■ Problem description:
Once the images are set aside, print the remaining lines below exactly.

■ Entries from a dataset of interfaces:
________________________

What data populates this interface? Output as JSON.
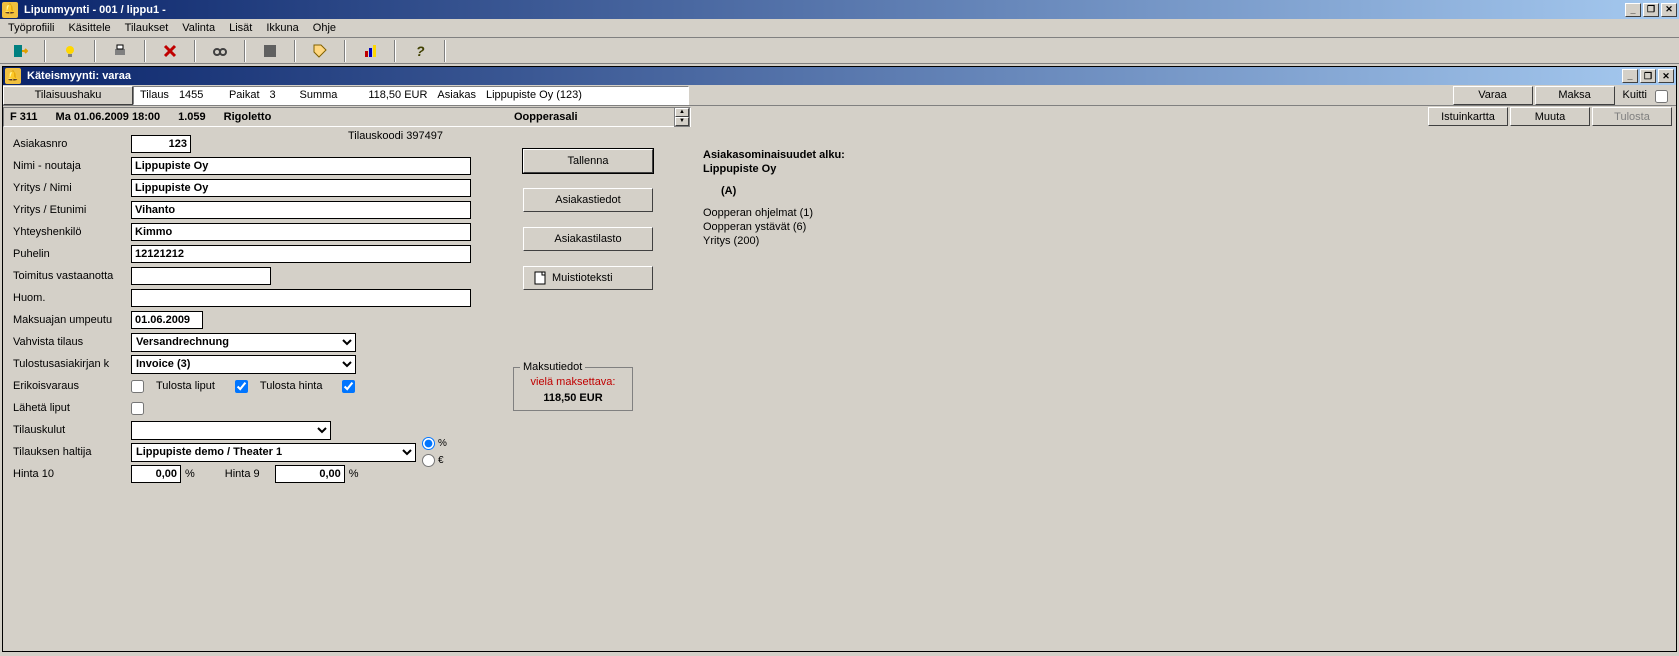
{
  "window": {
    "outer_title": "Lipunmyynti  - 001 / lippu1 -",
    "inner_title": "Käteismyynti: varaa"
  },
  "menu": [
    "Työprofiili",
    "Käsittele",
    "Tilaukset",
    "Valinta",
    "Lisät",
    "Ikkuna",
    "Ohje"
  ],
  "toolbar_icons": [
    "exit",
    "lightbulb",
    "print",
    "delete",
    "binoculars",
    "disabled-box",
    "tag",
    "report",
    "help"
  ],
  "infobar": {
    "haku_btn": "Tilaisuushaku",
    "tilaus_lbl": "Tilaus",
    "tilaus_val": "1455",
    "paikat_lbl": "Paikat",
    "paikat_val": "3",
    "summa_lbl": "Summa",
    "summa_val": "118,50 EUR",
    "asiakas_lbl": "Asiakas",
    "asiakas_val": "Lippupiste Oy (123)",
    "varaa": "Varaa",
    "maksa": "Maksa",
    "kuitti": "Kuitti"
  },
  "event": {
    "code": "F 311",
    "datetime": "Ma 01.06.2009 18:00",
    "num": "1.059",
    "name": "Rigoletto",
    "hall": "Oopperasali",
    "istuinkartta": "Istuinkartta",
    "muuta": "Muuta",
    "tulosta": "Tulosta"
  },
  "form": {
    "tilauskoodi_lbl": "Tilauskoodi",
    "tilauskoodi_val": "397497",
    "asiakasnro_lbl": "Asiakasnro",
    "asiakasnro_val": "123",
    "nimi_lbl": "Nimi - noutaja",
    "nimi_val": "Lippupiste Oy",
    "yritys_nimi_lbl": "Yritys / Nimi",
    "yritys_nimi_val": "Lippupiste Oy",
    "yritys_etu_lbl": "Yritys / Etunimi",
    "yritys_etu_val": "Vihanto",
    "yhteys_lbl": "Yhteyshenkilö",
    "yhteys_val": "Kimmo",
    "puhelin_lbl": "Puhelin",
    "puhelin_val": "12121212",
    "toimitus_lbl": "Toimitus vastaanotta",
    "toimitus_val": "",
    "huom_lbl": "Huom.",
    "huom_val": "",
    "maksu_lbl": "Maksuajan umpeutu",
    "maksu_val": "01.06.2009",
    "vahvista_lbl": "Vahvista tilaus",
    "vahvista_val": "Versandrechnung",
    "tulostus_lbl": "Tulostusasiakirjan k",
    "tulostus_val": "Invoice (3)",
    "erikois_lbl": "Erikoisvaraus",
    "tulosta_liput": "Tulosta liput",
    "tulosta_hinta": "Tulosta hinta",
    "laheta_lbl": "Lähetä liput",
    "tilauskulut_lbl": "Tilauskulut",
    "haltija_lbl": "Tilauksen haltija",
    "haltija_val": "Lippupiste demo / Theater 1",
    "hinta10_lbl": "Hinta 10",
    "hinta10_val": "0,00",
    "hinta9_lbl": "Hinta 9",
    "hinta9_val": "0,00",
    "pct": "%",
    "eur": "€"
  },
  "mid_buttons": {
    "tallenna": "Tallenna",
    "asiakastiedot": "Asiakastiedot",
    "asiakastilasto": "Asiakastilasto",
    "muistioteksti": "Muistioteksti"
  },
  "customer_attrs": {
    "header": "Asiakasominaisuudet alku:",
    "name": "Lippupiste Oy",
    "code": "(A)",
    "lines": [
      "Oopperan ohjelmat (1)",
      "Oopperan ystävät (6)",
      "Yritys (200)"
    ]
  },
  "payment": {
    "legend": "Maksutiedot",
    "outstanding_lbl": "vielä maksettava:",
    "amount": "118,50 EUR"
  }
}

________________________

■ Response:
What data populates this interface? Output as JSON.
{
  "window": {
    "outer_title": "Lipunmyynti  - 001 / lippu1 -",
    "inner_title": "Käteismyynti: varaa"
  },
  "menu": [
    "Työprofiili",
    "Käsittele",
    "Tilaukset",
    "Valinta",
    "Lisät",
    "Ikkuna",
    "Ohje"
  ],
  "toolbar_icons": [
    "exit",
    "lightbulb",
    "print",
    "delete",
    "binoculars",
    "disabled-box",
    "tag",
    "report",
    "help"
  ],
  "infobar": {
    "haku_btn": "Tilaisuushaku",
    "tilaus_lbl": "Tilaus",
    "tilaus_val": "1455",
    "paikat_lbl": "Paikat",
    "paikat_val": "3",
    "summa_lbl": "Summa",
    "summa_val": "118,50 EUR",
    "asiakas_lbl": "Asiakas",
    "asiakas_val": "Lippupiste Oy (123)",
    "varaa": "Varaa",
    "maksa": "Maksa",
    "kuitti": "Kuitti"
  },
  "event": {
    "code": "F 311",
    "datetime": "Ma 01.06.2009 18:00",
    "num": "1.059",
    "name": "Rigoletto",
    "hall": "Oopperasali",
    "istuinkartta": "Istuinkartta",
    "muuta": "Muuta",
    "tulosta": "Tulosta"
  },
  "form": {
    "tilauskoodi_lbl": "Tilauskoodi",
    "tilauskoodi_val": "397497",
    "asiakasnro_lbl": "Asiakasnro",
    "asiakasnro_val": "123",
    "nimi_lbl": "Nimi - noutaja",
    "nimi_val": "Lippupiste Oy",
    "yritys_nimi_lbl": "Yritys / Nimi",
    "yritys_nimi_val": "Lippupiste Oy",
    "yritys_etu_lbl": "Yritys / Etunimi",
    "yritys_etu_val": "Vihanto",
    "yhteys_lbl": "Yhteyshenkilö",
    "yhteys_val": "Kimmo",
    "puhelin_lbl": "Puhelin",
    "puhelin_val": "12121212",
    "toimitus_lbl": "Toimitus vastaanotta",
    "toimitus_val": "",
    "huom_lbl": "Huom.",
    "huom_val": "",
    "maksu_lbl": "Maksuajan umpeutu",
    "maksu_val": "01.06.2009",
    "vahvista_lbl": "Vahvista tilaus",
    "vahvista_val": "Versandrechnung",
    "tulostus_lbl": "Tulostusasiakirjan k",
    "tulostus_val": "Invoice (3)",
    "erikois_lbl": "Erikoisvaraus",
    "tulosta_liput": "Tulosta liput",
    "tulosta_hinta": "Tulosta hinta",
    "laheta_lbl": "Lähetä liput",
    "tilauskulut_lbl": "Tilauskulut",
    "haltija_lbl": "Tilauksen haltija",
    "haltija_val": "Lippupiste demo / Theater 1",
    "hinta10_lbl": "Hinta 10",
    "hinta10_val": "0,00",
    "hinta9_lbl": "Hinta 9",
    "hinta9_val": "0,00",
    "pct": "%",
    "eur": "€"
  },
  "mid_buttons": {
    "tallenna": "Tallenna",
    "asiakastiedot": "Asiakastiedot",
    "asiakastilasto": "Asiakastilasto",
    "muistioteksti": "Muistioteksti"
  },
  "customer_attrs": {
    "header": "Asiakasominaisuudet alku:",
    "name": "Lippupiste Oy",
    "code": "(A)",
    "lines": [
      "Oopperan ohjelmat (1)",
      "Oopperan ystävät (6)",
      "Yritys (200)"
    ]
  },
  "payment": {
    "legend": "Maksutiedot",
    "outstanding_lbl": "vielä maksettava:",
    "amount": "118,50 EUR"
  }
}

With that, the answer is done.